Find local senior centers that offer elderly scam tip classes so your elderly parents can be aware of current scams. If your parents have weekly outings with other seniors make sure you arrange safe transportation or drive them on your own.
If one or both of your parents requires retirement or nursing home care, make sure you find out if any of their short or long term insurance policies will cover the cost and visit retirement centers to help you define what is and what is not covered.
Legal management of elderly parent’s finances does not have to be a chore unless you make it a chore.

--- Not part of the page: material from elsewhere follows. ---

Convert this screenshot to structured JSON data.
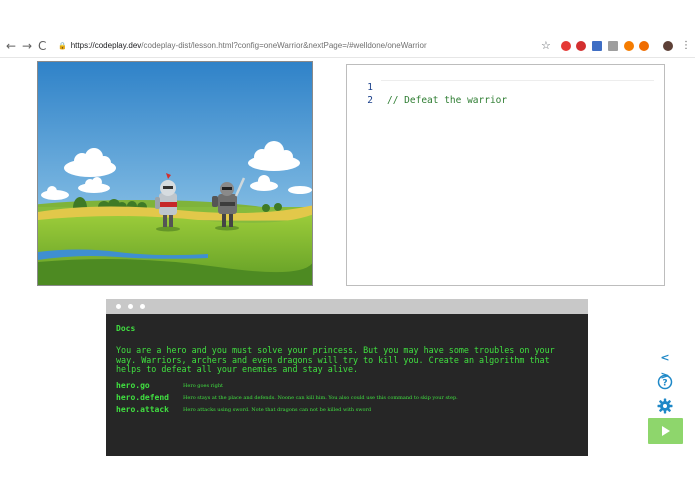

Discuss what they want, offer tips on what they can afford, help them make wise financial decisions, and work with friends and relatives on a buddy system in case you are not available.
Finally, to ensure you have all the legal rights you need when it comes to managing your parent’s finances, obtain a power of attorney and discuss with your parents how the power attorney will affect their lives if they do become unable to care for themselves or their finances.